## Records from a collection

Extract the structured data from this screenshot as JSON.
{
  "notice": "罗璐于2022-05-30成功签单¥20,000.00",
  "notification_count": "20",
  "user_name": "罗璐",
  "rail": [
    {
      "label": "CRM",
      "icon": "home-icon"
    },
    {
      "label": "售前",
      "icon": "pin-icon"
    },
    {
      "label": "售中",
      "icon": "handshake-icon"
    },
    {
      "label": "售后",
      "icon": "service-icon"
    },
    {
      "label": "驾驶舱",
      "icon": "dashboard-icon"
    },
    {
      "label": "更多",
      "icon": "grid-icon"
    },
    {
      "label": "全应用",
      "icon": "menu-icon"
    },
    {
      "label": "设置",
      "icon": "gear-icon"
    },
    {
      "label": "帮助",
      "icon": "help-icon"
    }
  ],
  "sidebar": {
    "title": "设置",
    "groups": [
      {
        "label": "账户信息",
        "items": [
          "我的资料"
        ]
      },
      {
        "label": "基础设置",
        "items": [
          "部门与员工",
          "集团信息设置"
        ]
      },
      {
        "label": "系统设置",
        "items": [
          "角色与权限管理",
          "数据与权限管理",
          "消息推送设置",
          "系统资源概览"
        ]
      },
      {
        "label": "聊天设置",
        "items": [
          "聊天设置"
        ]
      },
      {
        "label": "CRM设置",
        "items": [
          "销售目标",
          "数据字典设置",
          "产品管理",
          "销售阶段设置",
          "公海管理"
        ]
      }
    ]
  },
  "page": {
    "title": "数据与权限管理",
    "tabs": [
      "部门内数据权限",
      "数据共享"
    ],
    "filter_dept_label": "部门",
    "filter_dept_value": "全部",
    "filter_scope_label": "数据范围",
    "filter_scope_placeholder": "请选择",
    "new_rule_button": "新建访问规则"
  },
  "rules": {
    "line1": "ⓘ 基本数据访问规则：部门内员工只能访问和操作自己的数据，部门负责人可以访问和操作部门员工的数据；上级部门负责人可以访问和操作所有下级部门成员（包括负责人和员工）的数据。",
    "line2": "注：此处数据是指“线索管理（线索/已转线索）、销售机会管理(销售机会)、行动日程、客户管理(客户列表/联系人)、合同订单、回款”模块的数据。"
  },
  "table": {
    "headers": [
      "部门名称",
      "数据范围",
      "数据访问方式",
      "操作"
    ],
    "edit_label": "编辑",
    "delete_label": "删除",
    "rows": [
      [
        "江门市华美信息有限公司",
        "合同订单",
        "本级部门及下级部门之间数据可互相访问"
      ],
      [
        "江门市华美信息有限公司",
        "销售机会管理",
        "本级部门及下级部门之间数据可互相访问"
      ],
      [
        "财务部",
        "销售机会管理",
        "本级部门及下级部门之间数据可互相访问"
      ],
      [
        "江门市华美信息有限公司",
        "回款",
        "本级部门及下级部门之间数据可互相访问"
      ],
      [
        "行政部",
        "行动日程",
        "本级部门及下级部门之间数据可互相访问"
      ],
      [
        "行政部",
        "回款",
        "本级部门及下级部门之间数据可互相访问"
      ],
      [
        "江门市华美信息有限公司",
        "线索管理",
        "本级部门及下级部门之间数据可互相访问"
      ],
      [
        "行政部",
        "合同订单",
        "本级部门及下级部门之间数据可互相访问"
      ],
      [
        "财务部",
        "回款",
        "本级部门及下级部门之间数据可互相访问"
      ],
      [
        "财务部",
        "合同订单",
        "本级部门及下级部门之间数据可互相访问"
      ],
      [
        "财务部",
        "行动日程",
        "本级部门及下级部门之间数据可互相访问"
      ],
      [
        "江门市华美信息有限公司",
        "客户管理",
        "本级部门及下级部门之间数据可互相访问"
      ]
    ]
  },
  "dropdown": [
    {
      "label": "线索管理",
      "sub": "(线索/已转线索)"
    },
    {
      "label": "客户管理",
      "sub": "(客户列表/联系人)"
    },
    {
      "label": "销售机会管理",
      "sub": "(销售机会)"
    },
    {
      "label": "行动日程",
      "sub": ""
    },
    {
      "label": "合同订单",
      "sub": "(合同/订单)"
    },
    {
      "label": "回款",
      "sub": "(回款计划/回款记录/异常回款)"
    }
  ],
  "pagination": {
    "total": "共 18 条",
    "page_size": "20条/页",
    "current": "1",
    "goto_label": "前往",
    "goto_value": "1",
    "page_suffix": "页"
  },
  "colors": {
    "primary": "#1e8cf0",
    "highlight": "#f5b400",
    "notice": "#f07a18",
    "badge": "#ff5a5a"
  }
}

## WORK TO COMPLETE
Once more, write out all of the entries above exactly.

## ANSWER BELOW
Extract the structured data from this screenshot as JSON.
{
  "notice": "罗璐于2022-05-30成功签单¥20,000.00",
  "notification_count": "20",
  "user_name": "罗璐",
  "rail": [
    {
      "label": "CRM",
      "icon": "home-icon"
    },
    {
      "label": "售前",
      "icon": "pin-icon"
    },
    {
      "label": "售中",
      "icon": "handshake-icon"
    },
    {
      "label": "售后",
      "icon": "service-icon"
    },
    {
      "label": "驾驶舱",
      "icon": "dashboard-icon"
    },
    {
      "label": "更多",
      "icon": "grid-icon"
    },
    {
      "label": "全应用",
      "icon": "menu-icon"
    },
    {
      "label": "设置",
      "icon": "gear-icon"
    },
    {
      "label": "帮助",
      "icon": "help-icon"
    }
  ],
  "sidebar": {
    "title": "设置",
    "groups": [
      {
        "label": "账户信息",
        "items": [
          "我的资料"
        ]
      },
      {
        "label": "基础设置",
        "items": [
          "部门与员工",
          "集团信息设置"
        ]
      },
      {
        "label": "系统设置",
        "items": [
          "角色与权限管理",
          "数据与权限管理",
          "消息推送设置",
          "系统资源概览"
        ]
      },
      {
        "label": "聊天设置",
        "items": [
          "聊天设置"
        ]
      },
      {
        "label": "CRM设置",
        "items": [
          "销售目标",
          "数据字典设置",
          "产品管理",
          "销售阶段设置",
          "公海管理"
        ]
      }
    ]
  },
  "page": {
    "title": "数据与权限管理",
    "tabs": [
      "部门内数据权限",
      "数据共享"
    ],
    "filter_dept_label": "部门",
    "filter_dept_value": "全部",
    "filter_scope_label": "数据范围",
    "filter_scope_placeholder": "请选择",
    "new_rule_button": "新建访问规则"
  },
  "rules": {
    "line1": "ⓘ 基本数据访问规则：部门内员工只能访问和操作自己的数据，部门负责人可以访问和操作部门员工的数据；上级部门负责人可以访问和操作所有下级部门成员（包括负责人和员工）的数据。",
    "line2": "注：此处数据是指“线索管理（线索/已转线索）、销售机会管理(销售机会)、行动日程、客户管理(客户列表/联系人)、合同订单、回款”模块的数据。"
  },
  "table": {
    "headers": [
      "部门名称",
      "数据范围",
      "数据访问方式",
      "操作"
    ],
    "edit_label": "编辑",
    "delete_label": "删除",
    "rows": [
      [
        "江门市华美信息有限公司",
        "合同订单",
        "本级部门及下级部门之间数据可互相访问"
      ],
      [
        "江门市华美信息有限公司",
        "销售机会管理",
        "本级部门及下级部门之间数据可互相访问"
      ],
      [
        "财务部",
        "销售机会管理",
        "本级部门及下级部门之间数据可互相访问"
      ],
      [
        "江门市华美信息有限公司",
        "回款",
        "本级部门及下级部门之间数据可互相访问"
      ],
      [
        "行政部",
        "行动日程",
        "本级部门及下级部门之间数据可互相访问"
      ],
      [
        "行政部",
        "回款",
        "本级部门及下级部门之间数据可互相访问"
      ],
      [
        "江门市华美信息有限公司",
        "线索管理",
        "本级部门及下级部门之间数据可互相访问"
      ],
      [
        "行政部",
        "合同订单",
        "本级部门及下级部门之间数据可互相访问"
      ],
      [
        "财务部",
        "回款",
        "本级部门及下级部门之间数据可互相访问"
      ],
      [
        "财务部",
        "合同订单",
        "本级部门及下级部门之间数据可互相访问"
      ],
      [
        "财务部",
        "行动日程",
        "本级部门及下级部门之间数据可互相访问"
      ],
      [
        "江门市华美信息有限公司",
        "客户管理",
        "本级部门及下级部门之间数据可互相访问"
      ]
    ]
  },
  "dropdown": [
    {
      "label": "线索管理",
      "sub": "(线索/已转线索)"
    },
    {
      "label": "客户管理",
      "sub": "(客户列表/联系人)"
    },
    {
      "label": "销售机会管理",
      "sub": "(销售机会)"
    },
    {
      "label": "行动日程",
      "sub": ""
    },
    {
      "label": "合同订单",
      "sub": "(合同/订单)"
    },
    {
      "label": "回款",
      "sub": "(回款计划/回款记录/异常回款)"
    }
  ],
  "pagination": {
    "total": "共 18 条",
    "page_size": "20条/页",
    "current": "1",
    "goto_label": "前往",
    "goto_value": "1",
    "page_suffix": "页"
  },
  "colors": {
    "primary": "#1e8cf0",
    "highlight": "#f5b400",
    "notice": "#f07a18",
    "badge": "#ff5a5a"
  }
}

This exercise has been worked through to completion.